**What the task requires:**
Would you pull out every line of the material that contains the string "Mode"?

-------------------------

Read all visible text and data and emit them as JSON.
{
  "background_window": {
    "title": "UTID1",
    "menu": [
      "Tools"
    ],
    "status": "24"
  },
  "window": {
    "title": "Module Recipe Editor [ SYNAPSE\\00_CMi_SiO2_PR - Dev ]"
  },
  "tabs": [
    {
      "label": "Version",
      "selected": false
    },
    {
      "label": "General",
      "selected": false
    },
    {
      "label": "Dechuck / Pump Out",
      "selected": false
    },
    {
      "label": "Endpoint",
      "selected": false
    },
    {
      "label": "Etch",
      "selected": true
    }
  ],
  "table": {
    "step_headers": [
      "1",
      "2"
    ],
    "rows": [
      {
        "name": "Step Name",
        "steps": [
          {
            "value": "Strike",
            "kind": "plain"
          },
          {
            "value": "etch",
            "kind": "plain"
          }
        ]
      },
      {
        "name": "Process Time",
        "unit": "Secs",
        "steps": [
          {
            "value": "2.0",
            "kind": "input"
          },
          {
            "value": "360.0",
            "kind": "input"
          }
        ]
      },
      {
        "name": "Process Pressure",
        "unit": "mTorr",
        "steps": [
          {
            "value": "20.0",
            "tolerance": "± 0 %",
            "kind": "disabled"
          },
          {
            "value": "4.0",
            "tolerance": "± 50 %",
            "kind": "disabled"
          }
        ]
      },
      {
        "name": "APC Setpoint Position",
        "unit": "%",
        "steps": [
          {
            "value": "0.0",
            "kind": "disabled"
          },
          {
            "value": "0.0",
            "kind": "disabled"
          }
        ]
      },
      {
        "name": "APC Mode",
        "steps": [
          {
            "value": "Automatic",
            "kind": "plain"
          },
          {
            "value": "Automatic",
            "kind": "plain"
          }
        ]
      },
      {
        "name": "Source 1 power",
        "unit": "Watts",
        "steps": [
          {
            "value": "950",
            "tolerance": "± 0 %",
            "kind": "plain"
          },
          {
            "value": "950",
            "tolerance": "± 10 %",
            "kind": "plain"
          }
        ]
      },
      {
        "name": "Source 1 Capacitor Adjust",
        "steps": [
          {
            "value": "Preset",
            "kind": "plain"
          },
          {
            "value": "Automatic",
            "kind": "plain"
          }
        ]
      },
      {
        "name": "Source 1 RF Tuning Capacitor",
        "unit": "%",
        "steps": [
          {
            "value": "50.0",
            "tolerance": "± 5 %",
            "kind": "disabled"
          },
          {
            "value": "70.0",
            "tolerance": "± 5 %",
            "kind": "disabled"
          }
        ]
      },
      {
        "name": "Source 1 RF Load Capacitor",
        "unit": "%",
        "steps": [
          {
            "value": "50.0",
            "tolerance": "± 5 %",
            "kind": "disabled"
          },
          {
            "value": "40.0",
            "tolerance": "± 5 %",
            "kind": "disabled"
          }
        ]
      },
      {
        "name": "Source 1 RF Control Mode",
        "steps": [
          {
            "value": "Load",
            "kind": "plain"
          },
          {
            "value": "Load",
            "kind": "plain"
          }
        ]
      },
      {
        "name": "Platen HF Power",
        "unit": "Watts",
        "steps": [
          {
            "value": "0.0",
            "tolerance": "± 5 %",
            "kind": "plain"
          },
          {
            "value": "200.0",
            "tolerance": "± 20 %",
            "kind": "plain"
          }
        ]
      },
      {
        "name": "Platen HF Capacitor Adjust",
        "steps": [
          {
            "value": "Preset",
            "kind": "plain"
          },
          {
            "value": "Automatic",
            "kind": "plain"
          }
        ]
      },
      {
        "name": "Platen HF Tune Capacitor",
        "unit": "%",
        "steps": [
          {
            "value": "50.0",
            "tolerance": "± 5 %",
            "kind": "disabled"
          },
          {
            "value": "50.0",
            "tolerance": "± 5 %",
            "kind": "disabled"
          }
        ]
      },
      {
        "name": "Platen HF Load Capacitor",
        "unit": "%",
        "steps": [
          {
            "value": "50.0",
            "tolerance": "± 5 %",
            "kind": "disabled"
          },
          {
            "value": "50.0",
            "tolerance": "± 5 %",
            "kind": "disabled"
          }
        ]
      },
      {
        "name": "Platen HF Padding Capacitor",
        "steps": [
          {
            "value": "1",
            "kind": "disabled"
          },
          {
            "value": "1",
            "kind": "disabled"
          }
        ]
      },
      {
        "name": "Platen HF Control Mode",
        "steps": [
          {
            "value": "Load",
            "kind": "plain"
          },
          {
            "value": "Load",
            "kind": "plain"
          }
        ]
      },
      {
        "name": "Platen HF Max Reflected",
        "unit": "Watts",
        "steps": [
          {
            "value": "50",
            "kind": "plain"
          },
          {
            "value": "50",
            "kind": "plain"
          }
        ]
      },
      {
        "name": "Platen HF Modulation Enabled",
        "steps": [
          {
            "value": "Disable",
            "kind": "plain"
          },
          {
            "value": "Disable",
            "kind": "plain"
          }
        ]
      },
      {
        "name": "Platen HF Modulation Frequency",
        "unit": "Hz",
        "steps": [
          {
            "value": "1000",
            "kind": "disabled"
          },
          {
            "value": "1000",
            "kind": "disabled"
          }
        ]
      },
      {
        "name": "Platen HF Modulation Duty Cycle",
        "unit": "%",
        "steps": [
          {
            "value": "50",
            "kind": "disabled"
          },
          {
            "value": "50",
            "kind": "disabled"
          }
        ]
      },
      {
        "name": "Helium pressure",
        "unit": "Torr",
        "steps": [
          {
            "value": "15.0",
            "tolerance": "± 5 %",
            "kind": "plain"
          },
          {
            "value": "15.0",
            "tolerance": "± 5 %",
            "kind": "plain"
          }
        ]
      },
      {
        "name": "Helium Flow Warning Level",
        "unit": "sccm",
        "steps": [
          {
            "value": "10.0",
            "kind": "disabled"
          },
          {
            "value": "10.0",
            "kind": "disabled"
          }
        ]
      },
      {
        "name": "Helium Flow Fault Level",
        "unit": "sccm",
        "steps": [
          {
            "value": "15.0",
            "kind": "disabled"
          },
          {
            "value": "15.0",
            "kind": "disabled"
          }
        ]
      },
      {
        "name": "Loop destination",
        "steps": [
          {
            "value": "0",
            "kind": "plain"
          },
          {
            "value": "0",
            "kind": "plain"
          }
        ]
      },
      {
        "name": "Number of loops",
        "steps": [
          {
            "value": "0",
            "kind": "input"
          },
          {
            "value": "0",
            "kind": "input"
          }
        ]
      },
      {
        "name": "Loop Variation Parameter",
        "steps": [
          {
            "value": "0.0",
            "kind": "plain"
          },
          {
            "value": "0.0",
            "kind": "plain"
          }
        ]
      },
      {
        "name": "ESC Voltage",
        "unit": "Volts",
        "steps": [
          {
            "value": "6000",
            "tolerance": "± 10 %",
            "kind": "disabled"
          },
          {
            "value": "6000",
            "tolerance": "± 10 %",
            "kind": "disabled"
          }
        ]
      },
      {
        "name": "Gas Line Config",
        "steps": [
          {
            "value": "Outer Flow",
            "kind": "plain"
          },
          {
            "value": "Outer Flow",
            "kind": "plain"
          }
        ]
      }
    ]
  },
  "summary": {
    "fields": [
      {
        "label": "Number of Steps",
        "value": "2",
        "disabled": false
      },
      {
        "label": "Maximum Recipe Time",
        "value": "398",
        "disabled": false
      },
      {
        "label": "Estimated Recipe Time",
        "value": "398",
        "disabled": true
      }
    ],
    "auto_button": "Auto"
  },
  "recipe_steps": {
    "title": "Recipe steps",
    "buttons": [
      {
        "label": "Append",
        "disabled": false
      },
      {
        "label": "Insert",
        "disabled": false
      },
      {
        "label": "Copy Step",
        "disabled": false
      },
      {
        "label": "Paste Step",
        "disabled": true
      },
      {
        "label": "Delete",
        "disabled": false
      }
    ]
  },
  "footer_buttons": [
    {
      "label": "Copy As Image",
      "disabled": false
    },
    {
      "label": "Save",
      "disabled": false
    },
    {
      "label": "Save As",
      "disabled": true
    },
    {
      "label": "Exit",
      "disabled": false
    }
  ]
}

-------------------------

**Written solution:**
        "name": "APC Mode",
        "name": "Source 1 RF Control Mode",
        "name": "Platen HF Control Mode",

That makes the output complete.